North Carolina State University researchers have developed ways to monitor and manipulate the electrical signals used by moths to control their flight muscles. They hope to use this work to develop remote controlled “biobot” style moths for future use in emergency response situations. From Science Daily:
“In the big picture, we want to know whether we can control the movement of moths for use in applications such as search and rescue operations,” says Dr. Alper Bozkurt, an assistant professor of electrical and computer engineering at NC State and co-author of a paper on the work. “The idea would be to attach sensors to moths in order to create a flexible, aerial sensor network that can identify survivors or public health hazards in the wake of a disaster.”
The paper presents a technique Bozkurt developed for attaching electrodes to a moth during its pupal stage, when the caterpillar is in a cocoon undergoing metamorphosis into its winged adult stage.
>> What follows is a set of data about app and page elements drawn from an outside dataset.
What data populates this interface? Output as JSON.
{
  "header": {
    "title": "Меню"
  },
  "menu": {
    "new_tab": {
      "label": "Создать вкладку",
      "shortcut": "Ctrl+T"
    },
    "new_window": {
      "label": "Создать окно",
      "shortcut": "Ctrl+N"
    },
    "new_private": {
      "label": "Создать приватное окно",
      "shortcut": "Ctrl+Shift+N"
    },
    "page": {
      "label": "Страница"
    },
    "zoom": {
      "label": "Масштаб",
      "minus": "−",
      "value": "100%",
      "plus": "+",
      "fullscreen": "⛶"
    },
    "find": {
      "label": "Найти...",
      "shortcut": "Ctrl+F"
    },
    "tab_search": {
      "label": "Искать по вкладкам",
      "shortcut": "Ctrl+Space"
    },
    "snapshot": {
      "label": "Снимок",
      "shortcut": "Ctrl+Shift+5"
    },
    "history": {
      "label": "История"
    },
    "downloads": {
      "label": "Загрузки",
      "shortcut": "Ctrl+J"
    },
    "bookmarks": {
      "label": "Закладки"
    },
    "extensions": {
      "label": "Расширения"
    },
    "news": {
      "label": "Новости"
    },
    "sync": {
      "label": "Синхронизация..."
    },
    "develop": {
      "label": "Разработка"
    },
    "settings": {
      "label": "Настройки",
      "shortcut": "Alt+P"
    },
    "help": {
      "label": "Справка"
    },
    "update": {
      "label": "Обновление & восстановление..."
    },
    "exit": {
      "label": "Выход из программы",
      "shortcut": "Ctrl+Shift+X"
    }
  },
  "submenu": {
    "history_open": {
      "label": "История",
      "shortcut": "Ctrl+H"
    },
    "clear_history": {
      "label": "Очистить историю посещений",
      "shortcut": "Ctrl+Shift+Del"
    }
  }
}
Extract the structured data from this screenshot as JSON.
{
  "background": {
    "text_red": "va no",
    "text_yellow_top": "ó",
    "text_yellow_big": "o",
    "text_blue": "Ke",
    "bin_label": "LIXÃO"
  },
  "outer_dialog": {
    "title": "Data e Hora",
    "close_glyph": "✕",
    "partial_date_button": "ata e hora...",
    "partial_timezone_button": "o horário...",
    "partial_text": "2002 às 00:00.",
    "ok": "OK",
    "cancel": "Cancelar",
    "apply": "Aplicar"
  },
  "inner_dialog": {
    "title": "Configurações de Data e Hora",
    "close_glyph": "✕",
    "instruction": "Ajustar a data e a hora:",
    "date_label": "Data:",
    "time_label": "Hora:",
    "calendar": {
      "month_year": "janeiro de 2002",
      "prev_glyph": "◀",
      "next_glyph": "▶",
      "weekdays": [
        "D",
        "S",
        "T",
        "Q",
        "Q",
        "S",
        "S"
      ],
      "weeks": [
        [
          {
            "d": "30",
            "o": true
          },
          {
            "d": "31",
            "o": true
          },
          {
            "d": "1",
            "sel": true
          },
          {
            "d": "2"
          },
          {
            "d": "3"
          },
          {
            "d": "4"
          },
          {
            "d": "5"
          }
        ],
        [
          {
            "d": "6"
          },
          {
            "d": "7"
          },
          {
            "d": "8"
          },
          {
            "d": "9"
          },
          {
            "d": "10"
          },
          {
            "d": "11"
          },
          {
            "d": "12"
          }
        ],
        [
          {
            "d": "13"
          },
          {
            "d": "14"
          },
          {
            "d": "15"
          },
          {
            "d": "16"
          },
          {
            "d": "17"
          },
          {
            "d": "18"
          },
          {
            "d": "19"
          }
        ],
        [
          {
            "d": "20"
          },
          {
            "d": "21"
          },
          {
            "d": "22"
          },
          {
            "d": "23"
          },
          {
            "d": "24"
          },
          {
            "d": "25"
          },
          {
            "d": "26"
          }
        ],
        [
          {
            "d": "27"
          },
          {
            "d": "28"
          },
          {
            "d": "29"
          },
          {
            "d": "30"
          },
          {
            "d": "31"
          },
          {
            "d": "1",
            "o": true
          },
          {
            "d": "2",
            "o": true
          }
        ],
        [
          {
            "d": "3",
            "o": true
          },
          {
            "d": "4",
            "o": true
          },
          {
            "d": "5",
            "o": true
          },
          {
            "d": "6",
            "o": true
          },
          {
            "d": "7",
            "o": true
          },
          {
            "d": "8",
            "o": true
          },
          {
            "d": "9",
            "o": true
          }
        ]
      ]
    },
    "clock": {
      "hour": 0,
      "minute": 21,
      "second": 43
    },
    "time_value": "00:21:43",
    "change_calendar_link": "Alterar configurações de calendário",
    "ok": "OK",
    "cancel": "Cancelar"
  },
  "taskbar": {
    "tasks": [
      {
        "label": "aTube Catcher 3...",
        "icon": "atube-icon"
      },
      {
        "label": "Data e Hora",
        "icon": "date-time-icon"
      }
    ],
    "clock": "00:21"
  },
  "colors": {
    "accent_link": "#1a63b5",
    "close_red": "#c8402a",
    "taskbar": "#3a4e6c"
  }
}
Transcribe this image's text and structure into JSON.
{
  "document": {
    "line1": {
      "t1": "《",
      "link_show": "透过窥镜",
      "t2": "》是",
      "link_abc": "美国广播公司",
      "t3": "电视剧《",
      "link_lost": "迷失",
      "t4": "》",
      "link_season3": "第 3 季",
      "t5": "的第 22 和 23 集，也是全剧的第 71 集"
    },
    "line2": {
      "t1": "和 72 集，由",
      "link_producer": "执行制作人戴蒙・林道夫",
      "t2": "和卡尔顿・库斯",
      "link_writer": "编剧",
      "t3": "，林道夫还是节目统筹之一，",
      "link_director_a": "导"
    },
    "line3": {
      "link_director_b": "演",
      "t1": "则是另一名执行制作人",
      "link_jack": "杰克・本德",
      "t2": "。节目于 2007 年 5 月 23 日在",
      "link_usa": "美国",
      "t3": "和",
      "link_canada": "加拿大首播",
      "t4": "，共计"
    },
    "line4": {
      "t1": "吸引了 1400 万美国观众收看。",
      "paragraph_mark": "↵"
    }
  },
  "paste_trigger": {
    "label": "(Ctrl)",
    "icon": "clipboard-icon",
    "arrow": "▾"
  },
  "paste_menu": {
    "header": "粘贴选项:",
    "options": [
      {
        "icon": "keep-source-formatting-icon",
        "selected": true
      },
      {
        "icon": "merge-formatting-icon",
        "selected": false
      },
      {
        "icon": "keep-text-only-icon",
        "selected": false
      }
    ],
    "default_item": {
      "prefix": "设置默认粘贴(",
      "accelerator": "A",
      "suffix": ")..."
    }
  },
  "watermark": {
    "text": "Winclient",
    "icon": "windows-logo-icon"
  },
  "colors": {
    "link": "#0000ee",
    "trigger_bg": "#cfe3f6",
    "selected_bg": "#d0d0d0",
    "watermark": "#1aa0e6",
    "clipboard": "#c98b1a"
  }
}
This aspect of the work was done in conjunction with Dr. Amit Lal of Cornell University.
But the new findings in the paper involve methods developed by Bozkurt’s research team for improving our understanding of precisely how a moth coordinates its muscles during flight.
By attaching electrodes to the muscle groups responsible for a moth’s flight, Bozkurt’s team is able to monitor electromyographic signals — the electric signals the moth uses during flight to tell those muscles what to do.
The moth is connected to a wireless platform that collects the electromyographic data as the moth moves its wings. To give the moth freedom to turn left and right, the entire platform levitates, suspended in mid-air by electromagnets.
“By watching how the moth uses its wings to steer while in flight, and matching those movements with their corresponding electromyographic signals, we’re getting a much better understanding of how moths maneuver through the air,” Bozkurt says.
“We’re optimistic that this information will help us develop technologies to remotely control the movements of moths in flight,” Bozkurt says. “That’s essential to the overarching goal of creating biobots that can be part of a cyberphysical sensor network.”